═══ Excerpted records

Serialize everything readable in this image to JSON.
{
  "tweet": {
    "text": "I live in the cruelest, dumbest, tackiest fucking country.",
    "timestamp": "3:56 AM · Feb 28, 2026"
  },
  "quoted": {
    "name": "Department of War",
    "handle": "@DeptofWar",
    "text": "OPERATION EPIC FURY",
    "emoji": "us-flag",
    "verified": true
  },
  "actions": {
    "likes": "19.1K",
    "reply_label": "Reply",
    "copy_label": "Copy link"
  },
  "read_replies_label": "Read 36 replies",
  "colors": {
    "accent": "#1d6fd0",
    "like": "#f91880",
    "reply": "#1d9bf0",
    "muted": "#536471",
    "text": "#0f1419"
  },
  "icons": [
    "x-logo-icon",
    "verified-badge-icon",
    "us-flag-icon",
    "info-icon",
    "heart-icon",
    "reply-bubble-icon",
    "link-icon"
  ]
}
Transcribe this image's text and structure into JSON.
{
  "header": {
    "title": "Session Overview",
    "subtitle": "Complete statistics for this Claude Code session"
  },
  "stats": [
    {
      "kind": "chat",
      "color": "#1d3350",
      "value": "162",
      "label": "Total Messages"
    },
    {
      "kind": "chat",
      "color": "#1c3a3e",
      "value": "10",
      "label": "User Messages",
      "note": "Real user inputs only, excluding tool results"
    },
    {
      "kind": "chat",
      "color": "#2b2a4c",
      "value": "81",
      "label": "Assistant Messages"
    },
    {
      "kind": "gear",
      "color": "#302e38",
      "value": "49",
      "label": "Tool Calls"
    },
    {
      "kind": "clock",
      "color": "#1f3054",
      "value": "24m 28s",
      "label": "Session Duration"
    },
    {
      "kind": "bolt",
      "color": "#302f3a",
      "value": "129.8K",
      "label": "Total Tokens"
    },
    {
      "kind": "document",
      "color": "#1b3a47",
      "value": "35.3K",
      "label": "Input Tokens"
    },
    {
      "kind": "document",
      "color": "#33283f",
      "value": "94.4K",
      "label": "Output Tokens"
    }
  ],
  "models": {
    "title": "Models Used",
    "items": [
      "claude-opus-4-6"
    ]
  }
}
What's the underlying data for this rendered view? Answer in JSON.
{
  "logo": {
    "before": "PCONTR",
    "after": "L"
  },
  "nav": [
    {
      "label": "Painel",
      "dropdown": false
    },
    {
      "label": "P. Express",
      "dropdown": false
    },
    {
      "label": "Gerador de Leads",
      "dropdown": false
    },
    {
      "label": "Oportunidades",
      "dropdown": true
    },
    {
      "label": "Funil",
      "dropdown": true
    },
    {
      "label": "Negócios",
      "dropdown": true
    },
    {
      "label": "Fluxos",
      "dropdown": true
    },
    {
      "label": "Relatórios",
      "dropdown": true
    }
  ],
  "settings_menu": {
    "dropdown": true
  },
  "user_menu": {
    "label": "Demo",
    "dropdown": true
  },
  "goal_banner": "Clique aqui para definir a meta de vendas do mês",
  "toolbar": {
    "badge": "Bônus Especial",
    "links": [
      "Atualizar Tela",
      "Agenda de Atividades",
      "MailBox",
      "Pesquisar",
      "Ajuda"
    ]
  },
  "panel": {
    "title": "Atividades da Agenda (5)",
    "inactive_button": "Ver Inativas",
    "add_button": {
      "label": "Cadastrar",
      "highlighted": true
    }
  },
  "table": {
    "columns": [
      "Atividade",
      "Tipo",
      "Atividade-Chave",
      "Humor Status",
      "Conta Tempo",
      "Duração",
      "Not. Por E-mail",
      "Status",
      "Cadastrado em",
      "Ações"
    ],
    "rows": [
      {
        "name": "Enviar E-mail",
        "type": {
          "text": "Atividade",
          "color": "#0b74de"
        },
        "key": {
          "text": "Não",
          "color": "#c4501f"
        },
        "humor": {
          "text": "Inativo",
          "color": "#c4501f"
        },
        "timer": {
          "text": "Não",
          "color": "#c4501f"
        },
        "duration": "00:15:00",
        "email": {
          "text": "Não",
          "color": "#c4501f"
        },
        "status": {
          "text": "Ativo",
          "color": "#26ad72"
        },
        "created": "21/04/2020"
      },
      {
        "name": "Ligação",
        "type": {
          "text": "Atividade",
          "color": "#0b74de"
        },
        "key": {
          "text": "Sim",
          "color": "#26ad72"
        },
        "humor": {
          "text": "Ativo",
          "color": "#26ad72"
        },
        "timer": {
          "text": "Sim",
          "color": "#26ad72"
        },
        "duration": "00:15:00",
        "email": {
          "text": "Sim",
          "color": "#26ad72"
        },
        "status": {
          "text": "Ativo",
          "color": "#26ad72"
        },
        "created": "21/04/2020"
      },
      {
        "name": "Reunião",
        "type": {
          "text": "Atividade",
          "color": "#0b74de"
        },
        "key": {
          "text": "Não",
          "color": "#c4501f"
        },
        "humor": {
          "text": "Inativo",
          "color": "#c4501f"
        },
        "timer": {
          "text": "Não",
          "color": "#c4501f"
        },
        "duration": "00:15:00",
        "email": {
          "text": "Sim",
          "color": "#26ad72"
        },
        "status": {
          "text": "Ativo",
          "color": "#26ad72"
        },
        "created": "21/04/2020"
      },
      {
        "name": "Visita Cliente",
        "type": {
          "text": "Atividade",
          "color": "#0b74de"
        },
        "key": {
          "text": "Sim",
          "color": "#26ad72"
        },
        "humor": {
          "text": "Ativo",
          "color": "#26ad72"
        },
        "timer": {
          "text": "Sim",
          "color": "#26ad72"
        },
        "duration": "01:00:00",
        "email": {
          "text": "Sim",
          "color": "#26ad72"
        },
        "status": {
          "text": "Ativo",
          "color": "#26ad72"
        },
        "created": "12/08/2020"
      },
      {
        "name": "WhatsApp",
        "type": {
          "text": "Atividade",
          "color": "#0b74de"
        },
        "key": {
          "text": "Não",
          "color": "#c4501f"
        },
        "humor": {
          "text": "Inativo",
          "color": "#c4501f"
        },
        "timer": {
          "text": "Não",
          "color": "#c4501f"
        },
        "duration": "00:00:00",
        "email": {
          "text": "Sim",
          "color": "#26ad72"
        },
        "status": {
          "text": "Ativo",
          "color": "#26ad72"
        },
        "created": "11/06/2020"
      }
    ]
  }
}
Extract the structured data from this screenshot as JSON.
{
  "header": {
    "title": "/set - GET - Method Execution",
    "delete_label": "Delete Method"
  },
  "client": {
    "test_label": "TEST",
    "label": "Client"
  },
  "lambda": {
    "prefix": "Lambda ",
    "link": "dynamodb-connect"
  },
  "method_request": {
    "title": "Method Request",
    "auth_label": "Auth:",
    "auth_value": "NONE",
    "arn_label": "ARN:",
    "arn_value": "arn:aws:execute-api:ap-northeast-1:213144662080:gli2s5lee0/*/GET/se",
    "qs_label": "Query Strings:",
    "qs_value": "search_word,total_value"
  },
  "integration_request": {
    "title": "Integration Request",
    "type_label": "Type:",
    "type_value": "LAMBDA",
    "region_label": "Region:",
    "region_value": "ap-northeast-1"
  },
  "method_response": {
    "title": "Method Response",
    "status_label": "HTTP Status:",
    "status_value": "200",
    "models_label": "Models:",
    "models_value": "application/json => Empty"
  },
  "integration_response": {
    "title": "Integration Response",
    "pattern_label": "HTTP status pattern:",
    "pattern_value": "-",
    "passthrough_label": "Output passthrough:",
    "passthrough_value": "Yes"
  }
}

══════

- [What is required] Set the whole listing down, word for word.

- [The completed task]
Serialize everything readable in this image to JSON.
{
  "tweet": {
    "text": "I live in the cruelest, dumbest, tackiest fucking country.",
    "timestamp": "3:56 AM · Feb 28, 2026"
  },
  "quoted": {
    "name": "Department of War",
    "handle": "@DeptofWar",
    "text": "OPERATION EPIC FURY",
    "emoji": "us-flag",
    "verified": true
  },
  "actions": {
    "likes": "19.1K",
    "reply_label": "Reply",
    "copy_label": "Copy link"
  },
  "read_replies_label": "Read 36 replies",
  "colors": {
    "accent": "#1d6fd0",
    "like": "#f91880",
    "reply": "#1d9bf0",
    "muted": "#536471",
    "text": "#0f1419"
  },
  "icons": [
    "x-logo-icon",
    "verified-badge-icon",
    "us-flag-icon",
    "info-icon",
    "heart-icon",
    "reply-bubble-icon",
    "link-icon"
  ]
}
Transcribe this image's text and structure into JSON.
{
  "header": {
    "title": "Session Overview",
    "subtitle": "Complete statistics for this Claude Code session"
  },
  "stats": [
    {
      "kind": "chat",
      "color": "#1d3350",
      "value": "162",
      "label": "Total Messages"
    },
    {
      "kind": "chat",
      "color": "#1c3a3e",
      "value": "10",
      "label": "User Messages",
      "note": "Real user inputs only, excluding tool results"
    },
    {
      "kind": "chat",
      "color": "#2b2a4c",
      "value": "81",
      "label": "Assistant Messages"
    },
    {
      "kind": "gear",
      "color": "#302e38",
      "value": "49",
      "label": "Tool Calls"
    },
    {
      "kind": "clock",
      "color": "#1f3054",
      "value": "24m 28s",
      "label": "Session Duration"
    },
    {
      "kind": "bolt",
      "color": "#302f3a",
      "value": "129.8K",
      "label": "Total Tokens"
    },
    {
      "kind": "document",
      "color": "#1b3a47",
      "value": "35.3K",
      "label": "Input Tokens"
    },
    {
      "kind": "document",
      "color": "#33283f",
      "value": "94.4K",
      "label": "Output Tokens"
    }
  ],
  "models": {
    "title": "Models Used",
    "items": [
      "claude-opus-4-6"
    ]
  }
}
What's the underlying data for this rendered view? Answer in JSON.
{
  "logo": {
    "before": "PCONTR",
    "after": "L"
  },
  "nav": [
    {
      "label": "Painel",
      "dropdown": false
    },
    {
      "label": "P. Express",
      "dropdown": false
    },
    {
      "label": "Gerador de Leads",
      "dropdown": false
    },
    {
      "label": "Oportunidades",
      "dropdown": true
    },
    {
      "label": "Funil",
      "dropdown": true
    },
    {
      "label": "Negócios",
      "dropdown": true
    },
    {
      "label": "Fluxos",
      "dropdown": true
    },
    {
      "label": "Relatórios",
      "dropdown": true
    }
  ],
  "settings_menu": {
    "dropdown": true
  },
  "user_menu": {
    "label": "Demo",
    "dropdown": true
  },
  "goal_banner": "Clique aqui para definir a meta de vendas do mês",
  "toolbar": {
    "badge": "Bônus Especial",
    "links": [
      "Atualizar Tela",
      "Agenda de Atividades",
      "MailBox",
      "Pesquisar",
      "Ajuda"
    ]
  },
  "panel": {
    "title": "Atividades da Agenda (5)",
    "inactive_button": "Ver Inativas",
    "add_button": {
      "label": "Cadastrar",
      "highlighted": true
    }
  },
  "table": {
    "columns": [
      "Atividade",
      "Tipo",
      "Atividade-Chave",
      "Humor Status",
      "Conta Tempo",
      "Duração",
      "Not. Por E-mail",
      "Status",
      "Cadastrado em",
      "Ações"
    ],
    "rows": [
      {
        "name": "Enviar E-mail",
        "type": {
          "text": "Atividade",
          "color": "#0b74de"
        },
        "key": {
          "text": "Não",
          "color": "#c4501f"
        },
        "humor": {
          "text": "Inativo",
          "color": "#c4501f"
        },
        "timer": {
          "text": "Não",
          "color": "#c4501f"
        },
        "duration": "00:15:00",
        "email": {
          "text": "Não",
          "color": "#c4501f"
        },
        "status": {
          "text": "Ativo",
          "color": "#26ad72"
        },
        "created": "21/04/2020"
      },
      {
        "name": "Ligação",
        "type": {
          "text": "Atividade",
          "color": "#0b74de"
        },
        "key": {
          "text": "Sim",
          "color": "#26ad72"
        },
        "humor": {
          "text": "Ativo",
          "color": "#26ad72"
        },
        "timer": {
          "text": "Sim",
          "color": "#26ad72"
        },
        "duration": "00:15:00",
        "email": {
          "text": "Sim",
          "color": "#26ad72"
        },
        "status": {
          "text": "Ativo",
          "color": "#26ad72"
        },
        "created": "21/04/2020"
      },
      {
        "name": "Reunião",
        "type": {
          "text": "Atividade",
          "color": "#0b74de"
        },
        "key": {
          "text": "Não",
          "color": "#c4501f"
        },
        "humor": {
          "text": "Inativo",
          "color": "#c4501f"
        },
        "timer": {
          "text": "Não",
          "color": "#c4501f"
        },
        "duration": "00:15:00",
        "email": {
          "text": "Sim",
          "color": "#26ad72"
        },
        "status": {
          "text": "Ativo",
          "color": "#26ad72"
        },
        "created": "21/04/2020"
      },
      {
        "name": "Visita Cliente",
        "type": {
          "text": "Atividade",
          "color": "#0b74de"
        },
        "key": {
          "text": "Sim",
          "color": "#26ad72"
        },
        "humor": {
          "text": "Ativo",
          "color": "#26ad72"
        },
        "timer": {
          "text": "Sim",
          "color": "#26ad72"
        },
        "duration": "01:00:00",
        "email": {
          "text": "Sim",
          "color": "#26ad72"
        },
        "status": {
          "text": "Ativo",
          "color": "#26ad72"
        },
        "created": "12/08/2020"
      },
      {
        "name": "WhatsApp",
        "type": {
          "text": "Atividade",
          "color": "#0b74de"
        },
        "key": {
          "text": "Não",
          "color": "#c4501f"
        },
        "humor": {
          "text": "Inativo",
          "color": "#c4501f"
        },
        "timer": {
          "text": "Não",
          "color": "#c4501f"
        },
        "duration": "00:00:00",
        "email": {
          "text": "Sim",
          "color": "#26ad72"
        },
        "status": {
          "text": "Ativo",
          "color": "#26ad72"
        },
        "created": "11/06/2020"
      }
    ]
  }
}
Extract the structured data from this screenshot as JSON.
{
  "header": {
    "title": "/set - GET - Method Execution",
    "delete_label": "Delete Method"
  },
  "client": {
    "test_label": "TEST",
    "label": "Client"
  },
  "lambda": {
    "prefix": "Lambda ",
    "link": "dynamodb-connect"
  },
  "method_request": {
    "title": "Method Request",
    "auth_label": "Auth:",
    "auth_value": "NONE",
    "arn_label": "ARN:",
    "arn_value": "arn:aws:execute-api:ap-northeast-1:213144662080:gli2s5lee0/*/GET/se",
    "qs_label": "Query Strings:",
    "qs_value": "search_word,total_value"
  },
  "integration_request": {
    "title": "Integration Request",
    "type_label": "Type:",
    "type_value": "LAMBDA",
    "region_label": "Region:",
    "region_value": "ap-northeast-1"
  },
  "method_response": {
    "title": "Method Response",
    "status_label": "HTTP Status:",
    "status_value": "200",
    "models_label": "Models:",
    "models_value": "application/json => Empty"
  },
  "integration_response": {
    "title": "Integration Response",
    "pattern_label": "HTTP status pattern:",
    "pattern_value": "-",
    "passthrough_label": "Output passthrough:",
    "passthrough_value": "Yes"
  }
}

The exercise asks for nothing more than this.